Son of the art historian and director of the Gazette des Arts René Ménard, Emile-René Ménard forged his taste for painting in Barbizon, where he spent the vacations of his young years, at the school of Millet, Corot and Daubigny. He inherited his passion for classical antiquity from his uncle Louis Menard, an original man, poet, chemist and historian, of whom Théophile Gautier once said that he was "an Athenian born two thousand years too late". The decorator Galand, then the painter Lehmann, guided his first steps in the profession of painter. In 1880, Menard entered the Académie Julien where he was taught by Bouguereau, Baudry and Robert-Fleury. He exhibited for the first time at the Salon in 1883; the State bought him The departure of the herd, marking the beginnings of a smooth career.
"This career of artist was happy, summarized Jean-Louis Vaudoyer on the occasion of an exhibition devoted to the painter in 1926. At no time, Menard knew the reverses, the failures nor the indifference of the public and the critic. As soon as he started to paint, it was an enchantment, an enchantment that still lasts. (...) With the quiet audacity of the strong, the eyes fixed on his interior ideal, smiling, confident and serious, he continued his way.
Ménard manifested a peaceful, joyful and vigorous nature, which the trials of life - such as the premature loss of his two children - did not seem to diminish. The quest for beauty that runs through his art was nourished by his solid taste as a collector; he gathered at home Persian carpets and stuccos from medieval Italy, tapestries, Greek marbles and Roman capitals.
Heir to Poussin or Claude Lorrain, sometimes close to Puvis de Chavannes, the work of Emile-René Ménard combines a keen observation of nature with the search for a classical perfection with Arcadian accents.
The sketchbooks preserved in the graphic arts department of the Louvre Museum attest to the research on the motif of this light enthusiast: multiple annotations of colors punctuate the strokes drawn with graphite. Ménard then willingly worked in pastel before composing his painting in the studio - each project often gave rise to several variants.
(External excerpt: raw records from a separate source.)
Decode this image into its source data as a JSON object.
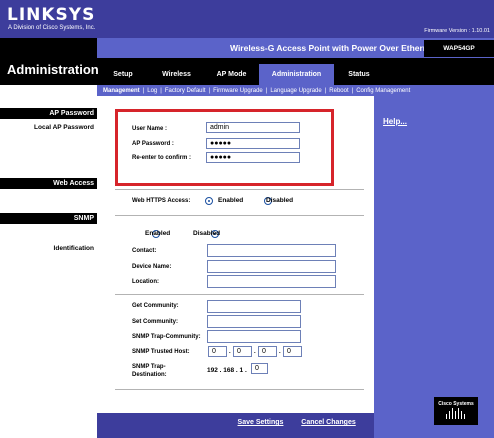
{
  "brand": {
    "name": "LINKSYS",
    "sub": "A Division of Cisco Systems, Inc.",
    "logo": "Cisco Systems"
  },
  "firmware": "Firmware Version : 1.10.01",
  "product": "Wireless-G Access Point with Power Over Ethernet",
  "model": "WAP54GP",
  "section": "Administration",
  "tabs": [
    "Setup",
    "Wireless",
    "AP Mode",
    "Administration",
    "Status"
  ],
  "subtabs": [
    "Management",
    "Log",
    "Factory Default",
    "Firmware Upgrade",
    "Language Upgrade",
    "Reboot",
    "Config Management"
  ],
  "left": {
    "ap_password_header": "AP Password",
    "local_ap_password": "Local AP Password",
    "web_access_header": "Web Access",
    "snmp_header": "SNMP",
    "identification": "Identification"
  },
  "help": "Help...",
  "credentials": {
    "username_label": "User Name :",
    "username_value": "admin",
    "ap_password_label": "AP Password :",
    "ap_password_value": "●●●●●",
    "reenter_label": "Re-enter to confirm :",
    "reenter_value": "●●●●●"
  },
  "web_https": {
    "label": "Web HTTPS Access:",
    "enabled": "Enabled",
    "disabled": "Disabled",
    "selected": "Enabled"
  },
  "snmp": {
    "enabled": "Enabled",
    "disabled": "Disabled",
    "selected": "Disabled",
    "contact": "Contact:",
    "device_name": "Device Name:",
    "location": "Location:",
    "get_community": "Get Community:",
    "set_community": "Set Community:",
    "trap_community": "SNMP Trap-Community:",
    "trusted_host": "SNMP Trusted Host:",
    "trusted_host_values": [
      "0",
      "0",
      "0",
      "0"
    ],
    "trap_destination": "SNMP Trap-Destination:",
    "trap_destination_prefix": "192 . 168 . 1 .",
    "trap_destination_last": "0",
    "dot": "."
  },
  "buttons": {
    "save": "Save Settings",
    "cancel": "Cancel Changes"
  },
  "colors": {
    "header_blue": "#3d3d9c",
    "nav_blue": "#5b63c9",
    "highlight_red": "#d6242a"
  }
}
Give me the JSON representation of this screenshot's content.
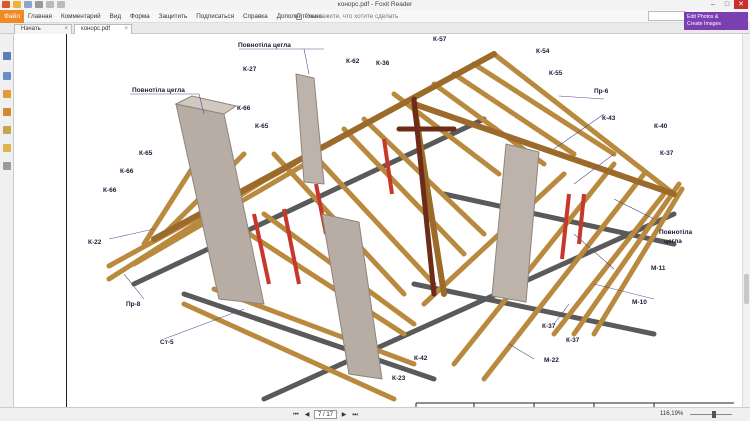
{
  "window": {
    "title": "конорс.pdf - Foxit Reader",
    "controls": {
      "minimize": "–",
      "maximize": "□",
      "close": "✕"
    }
  },
  "ribbon": {
    "file_label": "Файл",
    "menu_items": [
      "Главная",
      "Комментарий",
      "Вид",
      "Форма",
      "Защитить",
      "Подписаться",
      "Справка",
      "Дополнительно"
    ],
    "search_hint": "Расскажите, что хотите сделать",
    "promo": [
      "Edit Photos &",
      "Create Images"
    ]
  },
  "tabs": [
    {
      "label": "Начать",
      "close": "×"
    },
    {
      "label": "конорс.pdf",
      "close": "×"
    }
  ],
  "status": {
    "page_current": "7 / 17",
    "zoom": "116,19%",
    "nav": {
      "first": "⏮",
      "prev": "◀",
      "next": "▶",
      "last": "⏭"
    }
  },
  "drawing": {
    "labels": {
      "pov_left": "Повнотіла цегла",
      "pov_top": "Повнотіла цегла",
      "pov_right": "Повнотіла\nцегла",
      "k57": "К-57",
      "k54": "К-54",
      "k55": "К-55",
      "k62": "К-62",
      "k36": "К-36",
      "k27": "К-27",
      "k66a": "К-66",
      "k65a": "К-65",
      "k65b": "К-65",
      "k66b": "К-66",
      "k66c": "К-66",
      "k22": "К-22",
      "pr8": "Пр-8",
      "st5": "Ст-5",
      "pr6": "Пр-6",
      "k43": "К-43",
      "k40": "К-40",
      "k37a": "К-37",
      "m11": "М-11",
      "m10": "М-10",
      "k37b": "К-37",
      "k37c": "К-37",
      "m22": "М-22",
      "k42": "К-42",
      "k23": "К-23"
    }
  }
}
Our Bathers on the Beach are the fruit of this long maturation process, nourished by the artist's travels through Italy, Greece, Morocco and Egypt. In 1921, Menard was at the peak of his art. He had been living for ten years in Varengeville, a village on the Normandy coast that had already attracted Turner, Whistler, Corot and Renoir. Here he depicts two women bathing - one of his favorite subjects - in a sandy cove surrounded by cliffs illuminated by the light of dusk. Elegant and graceful in their sensuality tinged with restraint, these figures combine the embodiment of harmoniously modeled bodies and the ideal line of Greek vestals. They blend harmoniously into this timeless landscape, constructing a contemplative image, devoid of any moral or historical connotation. Menard prepared his oils with a petrol grisaille, thin and sometimes matt. The support, frequently left exposed, serves here as a surface tone, reinforcing the dominant ochre and gold. The artist likes to paint the changes of light. The pink and orange harmony of dusk sublimates the shape of the flesh. The beach in the foreground is treated with a lively, almost hasty brushwork, which seems to be a counterpart to the subtle work of the water and the cloudy sky so characteristic of the painter's style.
According to his habit, Menard reworked this composition several times. The closest version, an oil on cardboard, is probably preparatory to our painting (Millon sale, June 19th 2006, n°357). We also find in the Musée de l'Oise (MUDO) and in the Musée de Pau, bathers in daytime atmospheres and more southern landscapes.
Our painting was presented at the Salon des Beaux-arts of 1921, under the number 799, then later in Brussels, where Ménard exhibited several times after being elected to the Académie des Beaux-arts in 1925.